By the time we get to Salome’s famous Dance of the Seven Veils, for which Herod has agreed to grant her any wish, any suggestion of metaphor has been dismissed entirely. For this production’s version of the seductive dance is no dance at all but, rather, a stylized portrayal of foreplay and intercourse, with Salome passively tolerating her step-father’s sexual aggression.
Is this an assault? Salome reluctantly agrees to endure this older man’s lecherous appetite because he has sworn to grant her wish in return. This raises questions about the difficult choices women must make to get what they want, and the obstacles they, and they alone, must overcome. In Salome's case, the escape route — Jokanaan — is blocked by religious extremism and she remains trapped.
All of this was successfully conveyed by this unsubtle production, though I did regret the abandonment of metaphor and the dance that would have had Salome slowly undressing before Herod and driving him mad with desire. In so doing she would have retained a degree of agency and power over the king. The decision to make her a passive vessel of Herod’s lust rendered her struggle masochistic.
In demanding the head of Jokanaan, and sacrificing her innocence for it, one wonders whether this impetuous Salome was seeking revenge, fulfilling her intense desire, rescuing her mother, or all of the above. Is she a victim or is she taking control?
The staging sometimes was odd. As Salome sings fervently about her sexual desire for Jokanaan, Herod and Herodias remain nearby, listening. When Herod has sex with Salome, her mother is there to witness the act. Jokanaan is imprisoned (presumably for his own protection) behind velvet ropes, but then suddenly appears. And the “dark tomb” in which he resides really is a well-lit furnished room.
Perhaps stage lighting that draws the audience’s attention away from characters unimportant to the action and toward a focal point (Salome, in most cases) might have helped.
Set designer Christian Fenouillat managed to create a little visual diversity by dropping Jokanaan’s room — replete with bed, desk and computer, and a painting of Jesus at the Sea of Galilee — to the stage. Inside the room, Salome is smitten by Jokanaan’s beauty and angered by his pious rejection, which in some ways contradicts what Jesus ostensibly is reciting above him. These are not very forgiving people.

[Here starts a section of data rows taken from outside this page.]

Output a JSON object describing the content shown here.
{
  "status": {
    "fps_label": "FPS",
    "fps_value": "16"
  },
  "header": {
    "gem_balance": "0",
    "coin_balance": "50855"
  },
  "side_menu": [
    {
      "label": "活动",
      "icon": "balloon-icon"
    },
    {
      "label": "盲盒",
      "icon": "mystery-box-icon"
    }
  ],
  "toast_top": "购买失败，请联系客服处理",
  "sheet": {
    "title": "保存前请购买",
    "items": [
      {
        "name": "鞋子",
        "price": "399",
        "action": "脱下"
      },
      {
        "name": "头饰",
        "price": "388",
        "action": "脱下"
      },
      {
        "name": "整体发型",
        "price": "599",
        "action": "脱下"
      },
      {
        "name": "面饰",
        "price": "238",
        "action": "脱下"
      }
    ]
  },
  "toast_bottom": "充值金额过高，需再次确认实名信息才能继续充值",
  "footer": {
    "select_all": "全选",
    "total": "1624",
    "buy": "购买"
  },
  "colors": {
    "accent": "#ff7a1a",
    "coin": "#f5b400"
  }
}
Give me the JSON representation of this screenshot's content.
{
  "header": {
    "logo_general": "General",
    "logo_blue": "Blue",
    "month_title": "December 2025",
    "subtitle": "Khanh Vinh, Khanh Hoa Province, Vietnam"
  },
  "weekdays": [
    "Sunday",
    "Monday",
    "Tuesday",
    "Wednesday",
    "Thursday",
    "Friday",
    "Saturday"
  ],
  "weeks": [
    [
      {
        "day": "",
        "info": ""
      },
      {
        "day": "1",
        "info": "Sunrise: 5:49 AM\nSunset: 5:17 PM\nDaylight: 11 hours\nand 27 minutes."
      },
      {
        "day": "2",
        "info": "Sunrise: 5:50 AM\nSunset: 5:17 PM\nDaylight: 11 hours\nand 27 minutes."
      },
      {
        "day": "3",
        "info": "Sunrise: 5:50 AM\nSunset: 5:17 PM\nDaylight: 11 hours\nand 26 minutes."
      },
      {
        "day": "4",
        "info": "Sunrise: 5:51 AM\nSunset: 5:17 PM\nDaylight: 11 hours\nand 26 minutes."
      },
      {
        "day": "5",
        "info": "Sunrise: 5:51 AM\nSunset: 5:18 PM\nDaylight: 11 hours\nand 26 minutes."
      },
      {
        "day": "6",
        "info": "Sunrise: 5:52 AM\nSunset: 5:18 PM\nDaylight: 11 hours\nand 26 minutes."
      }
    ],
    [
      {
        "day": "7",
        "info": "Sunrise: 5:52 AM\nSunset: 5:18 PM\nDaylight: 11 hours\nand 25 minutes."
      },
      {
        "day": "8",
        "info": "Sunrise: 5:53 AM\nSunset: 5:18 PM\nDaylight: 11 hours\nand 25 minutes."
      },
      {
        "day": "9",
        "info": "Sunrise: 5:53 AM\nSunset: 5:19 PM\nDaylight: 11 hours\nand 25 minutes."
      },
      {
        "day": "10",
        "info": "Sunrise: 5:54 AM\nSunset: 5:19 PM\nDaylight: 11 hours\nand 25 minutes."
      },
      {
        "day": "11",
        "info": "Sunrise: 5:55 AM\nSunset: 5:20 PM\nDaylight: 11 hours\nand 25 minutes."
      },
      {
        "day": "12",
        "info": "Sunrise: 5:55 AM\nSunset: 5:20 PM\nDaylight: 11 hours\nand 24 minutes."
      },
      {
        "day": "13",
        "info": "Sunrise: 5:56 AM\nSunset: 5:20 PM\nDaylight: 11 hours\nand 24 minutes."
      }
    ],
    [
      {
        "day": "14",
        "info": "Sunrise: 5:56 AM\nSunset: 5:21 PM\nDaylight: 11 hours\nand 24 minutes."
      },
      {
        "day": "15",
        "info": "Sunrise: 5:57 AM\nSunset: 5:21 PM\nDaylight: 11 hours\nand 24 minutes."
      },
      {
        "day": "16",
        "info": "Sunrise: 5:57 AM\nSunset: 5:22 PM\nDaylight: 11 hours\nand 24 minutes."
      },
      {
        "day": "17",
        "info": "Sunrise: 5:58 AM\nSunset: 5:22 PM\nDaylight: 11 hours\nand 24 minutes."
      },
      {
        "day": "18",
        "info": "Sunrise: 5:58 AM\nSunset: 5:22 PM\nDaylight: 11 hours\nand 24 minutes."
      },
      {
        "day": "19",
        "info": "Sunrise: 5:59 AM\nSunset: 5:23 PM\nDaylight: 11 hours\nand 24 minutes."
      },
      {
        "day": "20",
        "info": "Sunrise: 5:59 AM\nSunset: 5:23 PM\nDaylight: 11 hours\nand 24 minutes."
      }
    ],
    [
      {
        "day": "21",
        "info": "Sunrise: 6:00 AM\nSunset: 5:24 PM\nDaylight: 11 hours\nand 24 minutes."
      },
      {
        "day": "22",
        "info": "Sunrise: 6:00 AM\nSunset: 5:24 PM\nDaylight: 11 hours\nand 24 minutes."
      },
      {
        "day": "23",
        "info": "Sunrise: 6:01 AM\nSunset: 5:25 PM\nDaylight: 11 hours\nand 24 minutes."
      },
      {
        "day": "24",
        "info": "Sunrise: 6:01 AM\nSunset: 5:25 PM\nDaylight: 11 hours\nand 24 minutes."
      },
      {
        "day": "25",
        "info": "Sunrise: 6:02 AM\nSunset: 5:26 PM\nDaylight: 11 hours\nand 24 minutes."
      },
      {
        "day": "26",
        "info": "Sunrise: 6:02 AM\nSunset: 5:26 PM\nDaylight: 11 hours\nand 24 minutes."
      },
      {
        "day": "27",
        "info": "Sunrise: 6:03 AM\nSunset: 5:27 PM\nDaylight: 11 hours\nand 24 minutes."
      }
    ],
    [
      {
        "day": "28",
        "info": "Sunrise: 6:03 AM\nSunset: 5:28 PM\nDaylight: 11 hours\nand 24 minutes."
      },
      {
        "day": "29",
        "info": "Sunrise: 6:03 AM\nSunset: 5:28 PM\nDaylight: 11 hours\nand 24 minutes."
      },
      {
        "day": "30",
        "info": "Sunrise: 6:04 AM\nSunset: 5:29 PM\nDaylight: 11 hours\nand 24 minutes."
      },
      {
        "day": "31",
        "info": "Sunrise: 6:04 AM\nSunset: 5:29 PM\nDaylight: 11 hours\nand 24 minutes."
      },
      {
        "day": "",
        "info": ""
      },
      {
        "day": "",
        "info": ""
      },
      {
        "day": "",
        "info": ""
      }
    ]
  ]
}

Erik Van Heyningen sang with a warm, expressive baritone, managing Jokanaan’s soaring, lyrical lines with aplomb. Tenor Paul Groves, as Herod, was a convincing tyrant who sang with passion and a delightful bite. Zach Borichevsky, who played the heartsick Narraboth, writhed appropriately and possessed a ringing tenor voice full of pathos. The singers in supporting roles all were excellent, vocally and dramatically.
Melanie Henley Heyn, making her operatic debut, imbued her character with welcomed youthfulness and the right combination of angst and distress, obsession and apathy, lust and languor. She embodied Salome through and through. Strauss wrote a demanding vocal part, with a huge range that reaches high into the soprano’s upper register. It presents something of a dilemma to opera producers: Do you cast someone young and attractive, as the character is meant to be, or someone older and more seasoned, capable of managing the vocal demands of this late-Romantic score with ease?
Heyn, a talented and courageous singer, did generate a somewhat pinched tone at the top of her range, suggesting that perhaps her voice was not a perfect fit for Salome, even if the rest of her was well suited.
Conductor Steven Sloane led the Spoleto Festival USA Orchestra with confident flare. The band sounded great and never overpowered the singers.
Caurier and Leiser took questionable liberty with the ending, a surprise confirming that the young woman discovering and asserting her sexual power was, in fact, powerless all along.